# Aim of the exercise:
Copy all of the records exactly.

# The data:
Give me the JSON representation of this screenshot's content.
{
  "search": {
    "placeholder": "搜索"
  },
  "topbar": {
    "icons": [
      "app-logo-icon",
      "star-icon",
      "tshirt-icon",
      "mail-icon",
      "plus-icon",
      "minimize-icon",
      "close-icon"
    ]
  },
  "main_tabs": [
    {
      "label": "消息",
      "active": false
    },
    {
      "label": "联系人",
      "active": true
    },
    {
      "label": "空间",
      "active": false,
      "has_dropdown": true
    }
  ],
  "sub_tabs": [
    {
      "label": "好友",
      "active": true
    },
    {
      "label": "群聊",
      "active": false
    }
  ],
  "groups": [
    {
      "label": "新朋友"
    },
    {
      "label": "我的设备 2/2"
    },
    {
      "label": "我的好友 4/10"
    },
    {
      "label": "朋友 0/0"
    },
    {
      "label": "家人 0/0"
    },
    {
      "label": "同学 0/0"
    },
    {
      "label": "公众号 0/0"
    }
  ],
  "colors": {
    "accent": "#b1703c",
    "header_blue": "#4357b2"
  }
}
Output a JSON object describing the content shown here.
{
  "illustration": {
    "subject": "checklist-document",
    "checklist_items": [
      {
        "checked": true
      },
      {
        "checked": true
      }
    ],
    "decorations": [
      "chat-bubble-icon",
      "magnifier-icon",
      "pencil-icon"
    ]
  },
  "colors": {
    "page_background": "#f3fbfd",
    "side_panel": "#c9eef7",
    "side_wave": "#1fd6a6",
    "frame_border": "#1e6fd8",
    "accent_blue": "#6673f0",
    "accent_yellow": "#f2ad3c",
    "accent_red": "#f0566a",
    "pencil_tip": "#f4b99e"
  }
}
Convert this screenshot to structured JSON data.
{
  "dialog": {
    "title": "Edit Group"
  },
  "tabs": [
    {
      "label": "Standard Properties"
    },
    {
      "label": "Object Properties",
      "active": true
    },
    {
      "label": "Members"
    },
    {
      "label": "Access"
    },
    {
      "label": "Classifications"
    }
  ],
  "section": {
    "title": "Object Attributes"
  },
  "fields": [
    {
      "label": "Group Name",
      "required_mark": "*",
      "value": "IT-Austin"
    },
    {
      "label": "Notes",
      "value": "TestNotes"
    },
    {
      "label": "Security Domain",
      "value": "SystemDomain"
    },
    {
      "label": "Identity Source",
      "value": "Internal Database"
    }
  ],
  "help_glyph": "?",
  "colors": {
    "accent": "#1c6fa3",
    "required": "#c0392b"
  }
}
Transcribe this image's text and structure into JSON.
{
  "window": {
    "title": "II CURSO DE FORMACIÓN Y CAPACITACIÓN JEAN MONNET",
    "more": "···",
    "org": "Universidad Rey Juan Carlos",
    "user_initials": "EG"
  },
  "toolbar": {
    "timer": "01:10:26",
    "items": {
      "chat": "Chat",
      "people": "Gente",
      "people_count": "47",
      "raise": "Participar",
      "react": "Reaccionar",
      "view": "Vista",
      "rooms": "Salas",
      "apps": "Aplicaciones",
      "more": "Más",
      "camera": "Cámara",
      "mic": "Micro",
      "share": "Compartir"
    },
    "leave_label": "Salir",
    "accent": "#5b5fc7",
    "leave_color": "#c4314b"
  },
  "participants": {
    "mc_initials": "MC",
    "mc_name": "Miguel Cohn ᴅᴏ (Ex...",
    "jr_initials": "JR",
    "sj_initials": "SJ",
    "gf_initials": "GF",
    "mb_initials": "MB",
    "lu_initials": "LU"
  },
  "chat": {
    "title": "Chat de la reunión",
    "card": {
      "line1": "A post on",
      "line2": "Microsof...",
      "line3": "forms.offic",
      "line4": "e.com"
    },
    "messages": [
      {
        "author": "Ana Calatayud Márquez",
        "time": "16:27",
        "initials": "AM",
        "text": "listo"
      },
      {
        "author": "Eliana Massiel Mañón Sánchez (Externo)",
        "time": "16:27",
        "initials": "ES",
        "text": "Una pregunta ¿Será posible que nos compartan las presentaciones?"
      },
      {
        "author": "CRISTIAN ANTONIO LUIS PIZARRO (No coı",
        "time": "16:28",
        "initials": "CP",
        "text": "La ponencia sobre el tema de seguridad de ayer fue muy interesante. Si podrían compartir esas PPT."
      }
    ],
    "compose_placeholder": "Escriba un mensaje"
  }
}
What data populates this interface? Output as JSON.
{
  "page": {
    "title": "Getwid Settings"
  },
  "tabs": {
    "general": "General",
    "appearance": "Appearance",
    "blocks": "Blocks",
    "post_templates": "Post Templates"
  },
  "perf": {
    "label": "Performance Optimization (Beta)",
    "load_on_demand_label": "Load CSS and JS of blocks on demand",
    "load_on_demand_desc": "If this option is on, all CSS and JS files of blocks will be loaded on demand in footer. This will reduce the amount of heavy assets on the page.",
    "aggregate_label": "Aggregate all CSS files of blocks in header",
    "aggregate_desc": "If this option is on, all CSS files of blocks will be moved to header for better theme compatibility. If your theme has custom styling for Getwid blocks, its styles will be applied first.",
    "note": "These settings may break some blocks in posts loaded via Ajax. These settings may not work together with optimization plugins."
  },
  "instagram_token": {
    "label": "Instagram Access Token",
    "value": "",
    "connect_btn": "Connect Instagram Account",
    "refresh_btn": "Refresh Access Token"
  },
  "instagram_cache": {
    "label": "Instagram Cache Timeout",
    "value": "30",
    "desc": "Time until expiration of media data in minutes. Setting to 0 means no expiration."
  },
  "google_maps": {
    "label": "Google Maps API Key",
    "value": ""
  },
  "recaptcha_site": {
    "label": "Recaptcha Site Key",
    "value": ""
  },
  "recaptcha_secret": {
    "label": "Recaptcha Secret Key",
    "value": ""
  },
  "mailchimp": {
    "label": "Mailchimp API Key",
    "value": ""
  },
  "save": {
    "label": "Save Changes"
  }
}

# Solution for this problem:
Give me the JSON representation of this screenshot's content.
{
  "search": {
    "placeholder": "搜索"
  },
  "topbar": {
    "icons": [
      "app-logo-icon",
      "star-icon",
      "tshirt-icon",
      "mail-icon",
      "plus-icon",
      "minimize-icon",
      "close-icon"
    ]
  },
  "main_tabs": [
    {
      "label": "消息",
      "active": false
    },
    {
      "label": "联系人",
      "active": true
    },
    {
      "label": "空间",
      "active": false,
      "has_dropdown": true
    }
  ],
  "sub_tabs": [
    {
      "label": "好友",
      "active": true
    },
    {
      "label": "群聊",
      "active": false
    }
  ],
  "groups": [
    {
      "label": "新朋友"
    },
    {
      "label": "我的设备 2/2"
    },
    {
      "label": "我的好友 4/10"
    },
    {
      "label": "朋友 0/0"
    },
    {
      "label": "家人 0/0"
    },
    {
      "label": "同学 0/0"
    },
    {
      "label": "公众号 0/0"
    }
  ],
  "colors": {
    "accent": "#b1703c",
    "header_blue": "#4357b2"
  }
}
Output a JSON object describing the content shown here.
{
  "illustration": {
    "subject": "checklist-document",
    "checklist_items": [
      {
        "checked": true
      },
      {
        "checked": true
      }
    ],
    "decorations": [
      "chat-bubble-icon",
      "magnifier-icon",
      "pencil-icon"
    ]
  },
  "colors": {
    "page_background": "#f3fbfd",
    "side_panel": "#c9eef7",
    "side_wave": "#1fd6a6",
    "frame_border": "#1e6fd8",
    "accent_blue": "#6673f0",
    "accent_yellow": "#f2ad3c",
    "accent_red": "#f0566a",
    "pencil_tip": "#f4b99e"
  }
}
Convert this screenshot to structured JSON data.
{
  "dialog": {
    "title": "Edit Group"
  },
  "tabs": [
    {
      "label": "Standard Properties"
    },
    {
      "label": "Object Properties",
      "active": true
    },
    {
      "label": "Members"
    },
    {
      "label": "Access"
    },
    {
      "label": "Classifications"
    }
  ],
  "section": {
    "title": "Object Attributes"
  },
  "fields": [
    {
      "label": "Group Name",
      "required_mark": "*",
      "value": "IT-Austin"
    },
    {
      "label": "Notes",
      "value": "TestNotes"
    },
    {
      "label": "Security Domain",
      "value": "SystemDomain"
    },
    {
      "label": "Identity Source",
      "value": "Internal Database"
    }
  ],
  "help_glyph": "?",
  "colors": {
    "accent": "#1c6fa3",
    "required": "#c0392b"
  }
}
Transcribe this image's text and structure into JSON.
{
  "window": {
    "title": "II CURSO DE FORMACIÓN Y CAPACITACIÓN JEAN MONNET",
    "more": "···",
    "org": "Universidad Rey Juan Carlos",
    "user_initials": "EG"
  },
  "toolbar": {
    "timer": "01:10:26",
    "items": {
      "chat": "Chat",
      "people": "Gente",
      "people_count": "47",
      "raise": "Participar",
      "react": "Reaccionar",
      "view": "Vista",
      "rooms": "Salas",
      "apps": "Aplicaciones",
      "more": "Más",
      "camera": "Cámara",
      "mic": "Micro",
      "share": "Compartir"
    },
    "leave_label": "Salir",
    "accent": "#5b5fc7",
    "leave_color": "#c4314b"
  },
  "participants": {
    "mc_initials": "MC",
    "mc_name": "Miguel Cohn ᴅᴏ (Ex...",
    "jr_initials": "JR",
    "sj_initials": "SJ",
    "gf_initials": "GF",
    "mb_initials": "MB",
    "lu_initials": "LU"
  },
  "chat": {
    "title": "Chat de la reunión",
    "card": {
      "line1": "A post on",
      "line2": "Microsof...",
      "line3": "forms.offic",
      "line4": "e.com"
    },
    "messages": [
      {
        "author": "Ana Calatayud Márquez",
        "time": "16:27",
        "initials": "AM",
        "text": "listo"
      },
      {
        "author": "Eliana Massiel Mañón Sánchez (Externo)",
        "time": "16:27",
        "initials": "ES",
        "text": "Una pregunta ¿Será posible que nos compartan las presentaciones?"
      },
      {
        "author": "CRISTIAN ANTONIO LUIS PIZARRO (No coı",
        "time": "16:28",
        "initials": "CP",
        "text": "La ponencia sobre el tema de seguridad de ayer fue muy interesante. Si podrían compartir esas PPT."
      }
    ],
    "compose_placeholder": "Escriba un mensaje"
  }
}
What data populates this interface? Output as JSON.
{
  "page": {
    "title": "Getwid Settings"
  },
  "tabs": {
    "general": "General",
    "appearance": "Appearance",
    "blocks": "Blocks",
    "post_templates": "Post Templates"
  },
  "perf": {
    "label": "Performance Optimization (Beta)",
    "load_on_demand_label": "Load CSS and JS of blocks on demand",
    "load_on_demand_desc": "If this option is on, all CSS and JS files of blocks will be loaded on demand in footer. This will reduce the amount of heavy assets on the page.",
    "aggregate_label": "Aggregate all CSS files of blocks in header",
    "aggregate_desc": "If this option is on, all CSS files of blocks will be moved to header for better theme compatibility. If your theme has custom styling for Getwid blocks, its styles will be applied first.",
    "note": "These settings may break some blocks in posts loaded via Ajax. These settings may not work together with optimization plugins."
  },
  "instagram_token": {
    "label": "Instagram Access Token",
    "value": "",
    "connect_btn": "Connect Instagram Account",
    "refresh_btn": "Refresh Access Token"
  },
  "instagram_cache": {
    "label": "Instagram Cache Timeout",
    "value": "30",
    "desc": "Time until expiration of media data in minutes. Setting to 0 means no expiration."
  },
  "google_maps": {
    "label": "Google Maps API Key",
    "value": ""
  },
  "recaptcha_site": {
    "label": "Recaptcha Site Key",
    "value": ""
  },
  "recaptcha_secret": {
    "label": "Recaptcha Secret Key",
    "value": ""
  },
  "mailchimp": {
    "label": "Mailchimp API Key",
    "value": ""
  },
  "save": {
    "label": "Save Changes"
  }
}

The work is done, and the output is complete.